→ **Source data**
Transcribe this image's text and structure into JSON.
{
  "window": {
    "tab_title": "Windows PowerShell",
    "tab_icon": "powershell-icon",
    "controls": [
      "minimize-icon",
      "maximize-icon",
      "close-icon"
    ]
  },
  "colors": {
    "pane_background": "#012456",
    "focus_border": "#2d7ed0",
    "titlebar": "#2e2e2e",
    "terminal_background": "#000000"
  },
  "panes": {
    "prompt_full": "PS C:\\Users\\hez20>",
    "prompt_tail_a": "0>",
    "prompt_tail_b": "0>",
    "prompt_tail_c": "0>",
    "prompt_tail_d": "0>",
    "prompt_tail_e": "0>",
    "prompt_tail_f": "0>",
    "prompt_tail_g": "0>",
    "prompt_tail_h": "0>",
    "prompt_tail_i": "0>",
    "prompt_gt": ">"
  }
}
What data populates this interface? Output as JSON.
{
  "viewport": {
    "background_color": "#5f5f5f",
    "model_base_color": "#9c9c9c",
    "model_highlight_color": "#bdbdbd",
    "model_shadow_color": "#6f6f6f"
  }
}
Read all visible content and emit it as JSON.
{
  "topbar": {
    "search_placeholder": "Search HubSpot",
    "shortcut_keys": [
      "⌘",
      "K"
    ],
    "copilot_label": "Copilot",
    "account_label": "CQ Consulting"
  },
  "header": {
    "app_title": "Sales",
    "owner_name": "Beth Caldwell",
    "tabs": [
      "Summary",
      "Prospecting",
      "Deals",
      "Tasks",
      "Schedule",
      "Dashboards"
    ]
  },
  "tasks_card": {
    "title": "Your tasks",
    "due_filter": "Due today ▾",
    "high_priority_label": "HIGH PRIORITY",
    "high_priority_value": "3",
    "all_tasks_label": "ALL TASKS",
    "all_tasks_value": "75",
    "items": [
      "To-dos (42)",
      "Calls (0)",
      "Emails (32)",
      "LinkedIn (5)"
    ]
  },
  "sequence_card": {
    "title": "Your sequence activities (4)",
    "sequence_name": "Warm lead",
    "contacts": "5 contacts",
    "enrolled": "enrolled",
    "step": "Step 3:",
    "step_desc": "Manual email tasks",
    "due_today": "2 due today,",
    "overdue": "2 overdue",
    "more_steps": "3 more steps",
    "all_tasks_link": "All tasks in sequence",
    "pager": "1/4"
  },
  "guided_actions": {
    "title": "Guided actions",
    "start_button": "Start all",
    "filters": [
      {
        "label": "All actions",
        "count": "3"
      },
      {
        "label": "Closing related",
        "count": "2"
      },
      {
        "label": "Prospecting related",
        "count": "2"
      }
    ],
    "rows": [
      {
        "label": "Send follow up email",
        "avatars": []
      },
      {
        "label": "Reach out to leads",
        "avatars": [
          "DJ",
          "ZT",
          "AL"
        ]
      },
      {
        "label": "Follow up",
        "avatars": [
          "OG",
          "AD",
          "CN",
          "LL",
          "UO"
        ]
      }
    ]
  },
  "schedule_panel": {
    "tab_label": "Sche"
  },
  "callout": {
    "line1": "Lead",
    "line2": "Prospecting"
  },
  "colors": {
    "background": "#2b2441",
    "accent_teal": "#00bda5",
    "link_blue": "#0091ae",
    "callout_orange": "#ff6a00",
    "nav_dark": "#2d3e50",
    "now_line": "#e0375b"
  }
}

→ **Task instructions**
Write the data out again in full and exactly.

→ **Result of this task**
Transcribe this image's text and structure into JSON.
{
  "window": {
    "tab_title": "Windows PowerShell",
    "tab_icon": "powershell-icon",
    "controls": [
      "minimize-icon",
      "maximize-icon",
      "close-icon"
    ]
  },
  "colors": {
    "pane_background": "#012456",
    "focus_border": "#2d7ed0",
    "titlebar": "#2e2e2e",
    "terminal_background": "#000000"
  },
  "panes": {
    "prompt_full": "PS C:\\Users\\hez20>",
    "prompt_tail_a": "0>",
    "prompt_tail_b": "0>",
    "prompt_tail_c": "0>",
    "prompt_tail_d": "0>",
    "prompt_tail_e": "0>",
    "prompt_tail_f": "0>",
    "prompt_tail_g": "0>",
    "prompt_tail_h": "0>",
    "prompt_tail_i": "0>",
    "prompt_gt": ">"
  }
}
What data populates this interface? Output as JSON.
{
  "viewport": {
    "background_color": "#5f5f5f",
    "model_base_color": "#9c9c9c",
    "model_highlight_color": "#bdbdbd",
    "model_shadow_color": "#6f6f6f"
  }
}
Read all visible content and emit it as JSON.
{
  "topbar": {
    "search_placeholder": "Search HubSpot",
    "shortcut_keys": [
      "⌘",
      "K"
    ],
    "copilot_label": "Copilot",
    "account_label": "CQ Consulting"
  },
  "header": {
    "app_title": "Sales",
    "owner_name": "Beth Caldwell",
    "tabs": [
      "Summary",
      "Prospecting",
      "Deals",
      "Tasks",
      "Schedule",
      "Dashboards"
    ]
  },
  "tasks_card": {
    "title": "Your tasks",
    "due_filter": "Due today ▾",
    "high_priority_label": "HIGH PRIORITY",
    "high_priority_value": "3",
    "all_tasks_label": "ALL TASKS",
    "all_tasks_value": "75",
    "items": [
      "To-dos (42)",
      "Calls (0)",
      "Emails (32)",
      "LinkedIn (5)"
    ]
  },
  "sequence_card": {
    "title": "Your sequence activities (4)",
    "sequence_name": "Warm lead",
    "contacts": "5 contacts",
    "enrolled": "enrolled",
    "step": "Step 3:",
    "step_desc": "Manual email tasks",
    "due_today": "2 due today,",
    "overdue": "2 overdue",
    "more_steps": "3 more steps",
    "all_tasks_link": "All tasks in sequence",
    "pager": "1/4"
  },
  "guided_actions": {
    "title": "Guided actions",
    "start_button": "Start all",
    "filters": [
      {
        "label": "All actions",
        "count": "3"
      },
      {
        "label": "Closing related",
        "count": "2"
      },
      {
        "label": "Prospecting related",
        "count": "2"
      }
    ],
    "rows": [
      {
        "label": "Send follow up email",
        "avatars": []
      },
      {
        "label": "Reach out to leads",
        "avatars": [
          "DJ",
          "ZT",
          "AL"
        ]
      },
      {
        "label": "Follow up",
        "avatars": [
          "OG",
          "AD",
          "CN",
          "LL",
          "UO"
        ]
      }
    ]
  },
  "schedule_panel": {
    "tab_label": "Sche"
  },
  "callout": {
    "line1": "Lead",
    "line2": "Prospecting"
  },
  "colors": {
    "background": "#2b2441",
    "accent_teal": "#00bda5",
    "link_blue": "#0091ae",
    "callout_orange": "#ff6a00",
    "nav_dark": "#2d3e50",
    "now_line": "#e0375b"
  }
}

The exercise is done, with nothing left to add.